06 Jan HEALTHY LIVING – Understanding the Nutrition Facts Table
Look around you next time you go grocery shopping, you will notice more and more people taking the time to read labels and compare food products.
It is important to know how to read and interpret the information and above all, understand that the answer does not only reside in the nutrition facts table!
The nutrition facts table
For instance, those of you who may like peanut butter, and usually eat four tablespoons instead of the two recommended on the nutrition table of its packaging, must remember to multiply all of the other nutritional values that appear on the chart by two.
Lipids – Supplier of energy and nutrients
Trans fats are unhealthy fats made through the chemical process of hydrogenation of vegetable oils (hydrogen added to oil to render it solid at room temperature) used in food processing. During hydrogenation, certain healthy unsaturated vegetable fats are transformed in saturated fats or trans fats, both unhealthy.
Monosaturated fats, also called omega-9s, and polyunsaturated fats (omega-3s and omega-6s) are considered healthy fats and have well-known protective beneficial effects on the cardiovascular system.
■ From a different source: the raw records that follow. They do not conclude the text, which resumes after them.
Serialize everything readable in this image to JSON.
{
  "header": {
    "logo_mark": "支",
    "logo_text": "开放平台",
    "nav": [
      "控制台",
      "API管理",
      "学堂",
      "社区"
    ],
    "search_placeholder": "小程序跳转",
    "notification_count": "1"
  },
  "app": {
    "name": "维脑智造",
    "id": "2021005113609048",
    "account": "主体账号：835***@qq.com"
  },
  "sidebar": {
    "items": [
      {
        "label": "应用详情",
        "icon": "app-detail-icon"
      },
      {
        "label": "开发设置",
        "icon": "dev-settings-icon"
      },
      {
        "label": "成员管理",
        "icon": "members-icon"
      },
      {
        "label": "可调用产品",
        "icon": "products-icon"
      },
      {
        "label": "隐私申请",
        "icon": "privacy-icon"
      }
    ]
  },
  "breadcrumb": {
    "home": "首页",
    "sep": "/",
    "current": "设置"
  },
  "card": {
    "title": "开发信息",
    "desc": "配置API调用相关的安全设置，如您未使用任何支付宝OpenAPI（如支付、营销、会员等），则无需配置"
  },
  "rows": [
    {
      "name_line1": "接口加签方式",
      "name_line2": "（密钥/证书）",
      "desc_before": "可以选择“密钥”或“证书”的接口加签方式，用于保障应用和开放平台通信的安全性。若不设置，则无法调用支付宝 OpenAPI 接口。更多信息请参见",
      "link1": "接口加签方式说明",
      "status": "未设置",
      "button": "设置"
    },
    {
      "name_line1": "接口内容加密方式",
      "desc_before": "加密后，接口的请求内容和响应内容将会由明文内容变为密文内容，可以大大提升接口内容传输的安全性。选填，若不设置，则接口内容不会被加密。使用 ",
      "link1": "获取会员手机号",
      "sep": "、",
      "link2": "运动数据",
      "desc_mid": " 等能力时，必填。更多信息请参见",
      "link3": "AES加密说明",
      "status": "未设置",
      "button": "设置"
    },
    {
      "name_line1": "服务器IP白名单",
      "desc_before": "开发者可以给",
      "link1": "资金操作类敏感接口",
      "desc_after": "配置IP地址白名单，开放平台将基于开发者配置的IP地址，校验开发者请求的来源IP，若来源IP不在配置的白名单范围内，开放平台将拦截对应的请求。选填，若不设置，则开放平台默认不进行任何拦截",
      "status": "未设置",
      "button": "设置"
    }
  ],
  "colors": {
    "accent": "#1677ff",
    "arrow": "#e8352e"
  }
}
They are found mostly in nuts, vegetable oils and a variety of fatty fish.
Cholesterol – helps the formation of cells and hormones
Sodium – Helps balance body fluids
Carbohydrates- Energy supplier to the brain and muscles
- Sugars such as: monosaccharides (glucose) and disaccharides (saccharose), starch, polyhydric alcohols (isomalt, lactitol, mannitol, sorbitol, xylitol) and
- Dietary fibres.
Aside from helping prevent constipation, dietary fibres help prevent heart disease and help control your appetite.
We must favor carbohydrates that have a low glycemic index (as they do not cause a high increase in insulin). When absorbed too quickly, those with a high glycemic index will produce a significant increase of insulin and can generate drops in blood glucose levels.
Proteins – Helps build muscles bones and teeth.
|100 g portion||Proteins|
|Chicken breast cooked, without skin||33 g|
|Corn beef lean, grilled, well cooked||28 g|
|Pink salmon, cooked||22 g|
Vitamins and minerals
Vitamin A: Maintains healthy skin and vision.
Vitamin C: Helps fight infections.
Calcium: Helps keeping bones and teeth healthy.
Iron: Helps red blood cells transport oxygen throughout the body.
The % daily value (%DV)
You wish to decrease your fat and salt consumption?
Look for a low percentage of lipids, trans and saturated fats and sodium.
You wish to increase your fibre, vitamin and mineral intake?
Choose foods that have high percentages of fibres, vitamins and minerals.
Gleaned from the A.Vogel Blog